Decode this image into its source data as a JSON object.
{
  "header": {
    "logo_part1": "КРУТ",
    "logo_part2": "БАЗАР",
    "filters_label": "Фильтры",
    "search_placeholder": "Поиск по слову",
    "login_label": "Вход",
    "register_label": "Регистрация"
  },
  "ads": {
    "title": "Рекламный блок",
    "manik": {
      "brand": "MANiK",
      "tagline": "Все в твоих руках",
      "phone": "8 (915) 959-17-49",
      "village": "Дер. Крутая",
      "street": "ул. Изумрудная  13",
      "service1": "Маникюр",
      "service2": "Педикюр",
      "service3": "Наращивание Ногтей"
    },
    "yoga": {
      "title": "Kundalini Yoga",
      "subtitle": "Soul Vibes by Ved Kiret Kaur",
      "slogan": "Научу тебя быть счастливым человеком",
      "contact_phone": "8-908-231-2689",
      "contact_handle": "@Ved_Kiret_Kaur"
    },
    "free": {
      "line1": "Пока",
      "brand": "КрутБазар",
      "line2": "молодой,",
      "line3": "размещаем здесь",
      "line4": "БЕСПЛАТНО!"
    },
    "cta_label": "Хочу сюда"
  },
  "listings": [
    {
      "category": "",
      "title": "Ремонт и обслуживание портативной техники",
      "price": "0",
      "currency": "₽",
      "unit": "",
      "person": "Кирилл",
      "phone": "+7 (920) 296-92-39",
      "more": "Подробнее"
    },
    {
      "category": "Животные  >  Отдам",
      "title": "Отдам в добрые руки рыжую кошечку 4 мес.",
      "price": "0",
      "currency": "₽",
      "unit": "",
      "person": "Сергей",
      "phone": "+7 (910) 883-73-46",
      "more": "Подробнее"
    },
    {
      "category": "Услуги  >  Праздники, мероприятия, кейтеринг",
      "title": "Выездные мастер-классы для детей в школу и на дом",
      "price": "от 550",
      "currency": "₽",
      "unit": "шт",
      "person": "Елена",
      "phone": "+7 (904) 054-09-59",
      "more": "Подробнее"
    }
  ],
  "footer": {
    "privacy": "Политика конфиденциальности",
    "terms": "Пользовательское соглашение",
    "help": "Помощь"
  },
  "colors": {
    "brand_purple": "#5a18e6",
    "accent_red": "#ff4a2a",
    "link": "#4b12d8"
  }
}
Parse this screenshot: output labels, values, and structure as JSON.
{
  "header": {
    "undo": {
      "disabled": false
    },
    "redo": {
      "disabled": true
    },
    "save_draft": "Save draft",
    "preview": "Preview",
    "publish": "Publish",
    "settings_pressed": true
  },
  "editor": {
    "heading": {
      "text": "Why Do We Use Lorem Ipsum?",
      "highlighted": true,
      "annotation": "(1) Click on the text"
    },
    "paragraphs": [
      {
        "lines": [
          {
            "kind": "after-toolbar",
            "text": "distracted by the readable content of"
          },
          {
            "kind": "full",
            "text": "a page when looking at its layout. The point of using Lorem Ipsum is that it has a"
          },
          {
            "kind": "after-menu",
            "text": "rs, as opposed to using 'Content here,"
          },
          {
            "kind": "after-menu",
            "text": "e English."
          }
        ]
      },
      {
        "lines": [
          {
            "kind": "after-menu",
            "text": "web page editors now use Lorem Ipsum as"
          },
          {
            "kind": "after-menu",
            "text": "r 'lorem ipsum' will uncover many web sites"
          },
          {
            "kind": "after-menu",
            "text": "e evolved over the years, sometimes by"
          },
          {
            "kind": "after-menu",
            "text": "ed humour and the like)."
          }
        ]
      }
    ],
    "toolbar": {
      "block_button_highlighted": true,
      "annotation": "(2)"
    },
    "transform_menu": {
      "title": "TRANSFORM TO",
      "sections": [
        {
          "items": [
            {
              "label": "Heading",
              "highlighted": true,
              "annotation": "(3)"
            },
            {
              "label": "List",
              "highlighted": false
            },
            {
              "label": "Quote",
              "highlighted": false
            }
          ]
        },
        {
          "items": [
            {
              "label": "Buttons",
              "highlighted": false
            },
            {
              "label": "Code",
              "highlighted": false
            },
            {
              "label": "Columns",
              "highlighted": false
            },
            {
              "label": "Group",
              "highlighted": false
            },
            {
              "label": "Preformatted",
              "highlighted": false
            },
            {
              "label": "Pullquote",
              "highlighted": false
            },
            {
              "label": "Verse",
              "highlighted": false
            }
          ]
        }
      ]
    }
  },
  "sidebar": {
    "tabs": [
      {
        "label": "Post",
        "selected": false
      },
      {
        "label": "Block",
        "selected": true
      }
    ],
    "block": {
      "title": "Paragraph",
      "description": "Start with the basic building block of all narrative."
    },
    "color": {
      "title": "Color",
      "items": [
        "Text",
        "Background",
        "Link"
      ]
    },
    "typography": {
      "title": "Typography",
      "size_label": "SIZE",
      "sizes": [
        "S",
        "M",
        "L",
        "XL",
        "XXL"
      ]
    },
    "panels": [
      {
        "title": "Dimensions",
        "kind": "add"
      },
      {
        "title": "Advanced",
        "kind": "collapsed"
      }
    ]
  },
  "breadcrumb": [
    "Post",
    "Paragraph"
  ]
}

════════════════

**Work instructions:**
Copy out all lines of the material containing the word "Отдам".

**Answer:**
      "category": "Животные  >  Отдам",
      "title": "Отдам в добрые руки рыжую кошечку 4 мес.",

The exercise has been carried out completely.